◆ **Your instructions**
Give the data again in full, exactly as written below.

:::

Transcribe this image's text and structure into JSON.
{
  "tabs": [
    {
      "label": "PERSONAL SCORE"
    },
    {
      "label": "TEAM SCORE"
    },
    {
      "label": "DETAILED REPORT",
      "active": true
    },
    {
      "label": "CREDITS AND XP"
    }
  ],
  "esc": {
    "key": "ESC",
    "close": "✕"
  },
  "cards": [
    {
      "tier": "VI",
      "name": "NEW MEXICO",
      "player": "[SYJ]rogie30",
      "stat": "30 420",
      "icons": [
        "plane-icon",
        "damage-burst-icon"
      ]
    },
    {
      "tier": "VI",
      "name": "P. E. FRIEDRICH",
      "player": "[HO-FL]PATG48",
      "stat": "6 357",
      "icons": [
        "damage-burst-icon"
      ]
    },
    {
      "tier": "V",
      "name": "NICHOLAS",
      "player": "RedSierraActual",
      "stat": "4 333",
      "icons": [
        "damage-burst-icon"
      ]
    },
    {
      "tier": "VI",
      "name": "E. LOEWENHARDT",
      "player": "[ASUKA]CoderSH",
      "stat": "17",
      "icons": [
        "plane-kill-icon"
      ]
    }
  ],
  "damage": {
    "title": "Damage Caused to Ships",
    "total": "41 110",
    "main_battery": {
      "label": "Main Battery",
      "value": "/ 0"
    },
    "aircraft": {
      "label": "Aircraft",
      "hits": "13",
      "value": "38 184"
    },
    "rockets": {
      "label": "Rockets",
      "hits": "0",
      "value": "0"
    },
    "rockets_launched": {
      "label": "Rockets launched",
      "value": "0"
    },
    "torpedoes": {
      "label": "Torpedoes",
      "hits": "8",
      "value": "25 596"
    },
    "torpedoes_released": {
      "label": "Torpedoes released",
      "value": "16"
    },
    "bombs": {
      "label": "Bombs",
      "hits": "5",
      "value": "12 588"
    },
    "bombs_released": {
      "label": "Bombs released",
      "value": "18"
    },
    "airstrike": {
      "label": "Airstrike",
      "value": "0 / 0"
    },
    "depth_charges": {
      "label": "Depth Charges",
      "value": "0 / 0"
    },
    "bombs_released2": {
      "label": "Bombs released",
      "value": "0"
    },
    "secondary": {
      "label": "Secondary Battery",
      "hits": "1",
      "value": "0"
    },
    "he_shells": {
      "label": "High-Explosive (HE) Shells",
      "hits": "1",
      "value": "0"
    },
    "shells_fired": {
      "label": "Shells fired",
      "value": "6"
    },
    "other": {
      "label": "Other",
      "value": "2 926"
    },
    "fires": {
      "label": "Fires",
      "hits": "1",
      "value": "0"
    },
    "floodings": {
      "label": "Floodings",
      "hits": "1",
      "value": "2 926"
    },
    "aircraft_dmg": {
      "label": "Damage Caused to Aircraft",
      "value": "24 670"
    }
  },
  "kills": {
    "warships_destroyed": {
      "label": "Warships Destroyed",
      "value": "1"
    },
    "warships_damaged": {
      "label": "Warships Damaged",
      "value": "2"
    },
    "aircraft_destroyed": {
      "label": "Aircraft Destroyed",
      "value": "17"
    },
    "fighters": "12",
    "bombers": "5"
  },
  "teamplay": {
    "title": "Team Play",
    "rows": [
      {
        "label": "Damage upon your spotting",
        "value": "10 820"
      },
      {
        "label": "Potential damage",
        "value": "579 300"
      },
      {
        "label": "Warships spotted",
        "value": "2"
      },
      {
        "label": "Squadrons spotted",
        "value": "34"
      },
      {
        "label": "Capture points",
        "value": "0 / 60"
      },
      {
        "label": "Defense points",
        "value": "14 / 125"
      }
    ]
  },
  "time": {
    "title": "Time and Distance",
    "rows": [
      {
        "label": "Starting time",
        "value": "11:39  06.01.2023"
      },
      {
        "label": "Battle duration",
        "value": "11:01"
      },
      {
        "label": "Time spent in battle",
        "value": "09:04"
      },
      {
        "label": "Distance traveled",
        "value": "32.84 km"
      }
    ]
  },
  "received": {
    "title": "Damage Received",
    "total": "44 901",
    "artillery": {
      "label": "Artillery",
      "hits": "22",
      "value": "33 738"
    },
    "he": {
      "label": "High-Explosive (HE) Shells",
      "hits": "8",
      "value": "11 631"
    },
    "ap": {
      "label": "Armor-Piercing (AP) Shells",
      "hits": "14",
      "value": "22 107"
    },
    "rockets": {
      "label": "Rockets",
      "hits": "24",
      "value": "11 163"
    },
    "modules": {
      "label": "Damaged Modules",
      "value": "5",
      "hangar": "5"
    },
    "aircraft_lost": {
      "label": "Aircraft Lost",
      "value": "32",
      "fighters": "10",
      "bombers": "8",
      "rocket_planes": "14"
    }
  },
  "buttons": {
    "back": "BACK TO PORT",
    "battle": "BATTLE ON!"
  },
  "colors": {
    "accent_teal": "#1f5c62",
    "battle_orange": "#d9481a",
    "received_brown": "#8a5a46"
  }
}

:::

◆ **Finished task**
Transcribe this image's text and structure into JSON.
{
  "tabs": [
    {
      "label": "PERSONAL SCORE"
    },
    {
      "label": "TEAM SCORE"
    },
    {
      "label": "DETAILED REPORT",
      "active": true
    },
    {
      "label": "CREDITS AND XP"
    }
  ],
  "esc": {
    "key": "ESC",
    "close": "✕"
  },
  "cards": [
    {
      "tier": "VI",
      "name": "NEW MEXICO",
      "player": "[SYJ]rogie30",
      "stat": "30 420",
      "icons": [
        "plane-icon",
        "damage-burst-icon"
      ]
    },
    {
      "tier": "VI",
      "name": "P. E. FRIEDRICH",
      "player": "[HO-FL]PATG48",
      "stat": "6 357",
      "icons": [
        "damage-burst-icon"
      ]
    },
    {
      "tier": "V",
      "name": "NICHOLAS",
      "player": "RedSierraActual",
      "stat": "4 333",
      "icons": [
        "damage-burst-icon"
      ]
    },
    {
      "tier": "VI",
      "name": "E. LOEWENHARDT",
      "player": "[ASUKA]CoderSH",
      "stat": "17",
      "icons": [
        "plane-kill-icon"
      ]
    }
  ],
  "damage": {
    "title": "Damage Caused to Ships",
    "total": "41 110",
    "main_battery": {
      "label": "Main Battery",
      "value": "/ 0"
    },
    "aircraft": {
      "label": "Aircraft",
      "hits": "13",
      "value": "38 184"
    },
    "rockets": {
      "label": "Rockets",
      "hits": "0",
      "value": "0"
    },
    "rockets_launched": {
      "label": "Rockets launched",
      "value": "0"
    },
    "torpedoes": {
      "label": "Torpedoes",
      "hits": "8",
      "value": "25 596"
    },
    "torpedoes_released": {
      "label": "Torpedoes released",
      "value": "16"
    },
    "bombs": {
      "label": "Bombs",
      "hits": "5",
      "value": "12 588"
    },
    "bombs_released": {
      "label": "Bombs released",
      "value": "18"
    },
    "airstrike": {
      "label": "Airstrike",
      "value": "0 / 0"
    },
    "depth_charges": {
      "label": "Depth Charges",
      "value": "0 / 0"
    },
    "bombs_released2": {
      "label": "Bombs released",
      "value": "0"
    },
    "secondary": {
      "label": "Secondary Battery",
      "hits": "1",
      "value": "0"
    },
    "he_shells": {
      "label": "High-Explosive (HE) Shells",
      "hits": "1",
      "value": "0"
    },
    "shells_fired": {
      "label": "Shells fired",
      "value": "6"
    },
    "other": {
      "label": "Other",
      "value": "2 926"
    },
    "fires": {
      "label": "Fires",
      "hits": "1",
      "value": "0"
    },
    "floodings": {
      "label": "Floodings",
      "hits": "1",
      "value": "2 926"
    },
    "aircraft_dmg": {
      "label": "Damage Caused to Aircraft",
      "value": "24 670"
    }
  },
  "kills": {
    "warships_destroyed": {
      "label": "Warships Destroyed",
      "value": "1"
    },
    "warships_damaged": {
      "label": "Warships Damaged",
      "value": "2"
    },
    "aircraft_destroyed": {
      "label": "Aircraft Destroyed",
      "value": "17"
    },
    "fighters": "12",
    "bombers": "5"
  },
  "teamplay": {
    "title": "Team Play",
    "rows": [
      {
        "label": "Damage upon your spotting",
        "value": "10 820"
      },
      {
        "label": "Potential damage",
        "value": "579 300"
      },
      {
        "label": "Warships spotted",
        "value": "2"
      },
      {
        "label": "Squadrons spotted",
        "value": "34"
      },
      {
        "label": "Capture points",
        "value": "0 / 60"
      },
      {
        "label": "Defense points",
        "value": "14 / 125"
      }
    ]
  },
  "time": {
    "title": "Time and Distance",
    "rows": [
      {
        "label": "Starting time",
        "value": "11:39  06.01.2023"
      },
      {
        "label": "Battle duration",
        "value": "11:01"
      },
      {
        "label": "Time spent in battle",
        "value": "09:04"
      },
      {
        "label": "Distance traveled",
        "value": "32.84 km"
      }
    ]
  },
  "received": {
    "title": "Damage Received",
    "total": "44 901",
    "artillery": {
      "label": "Artillery",
      "hits": "22",
      "value": "33 738"
    },
    "he": {
      "label": "High-Explosive (HE) Shells",
      "hits": "8",
      "value": "11 631"
    },
    "ap": {
      "label": "Armor-Piercing (AP) Shells",
      "hits": "14",
      "value": "22 107"
    },
    "rockets": {
      "label": "Rockets",
      "hits": "24",
      "value": "11 163"
    },
    "modules": {
      "label": "Damaged Modules",
      "value": "5",
      "hangar": "5"
    },
    "aircraft_lost": {
      "label": "Aircraft Lost",
      "value": "32",
      "fighters": "10",
      "bombers": "8",
      "rocket_planes": "14"
    }
  },
  "buttons": {
    "back": "BACK TO PORT",
    "battle": "BATTLE ON!"
  },
  "colors": {
    "accent_teal": "#1f5c62",
    "battle_orange": "#d9481a",
    "received_brown": "#8a5a46"
  }
}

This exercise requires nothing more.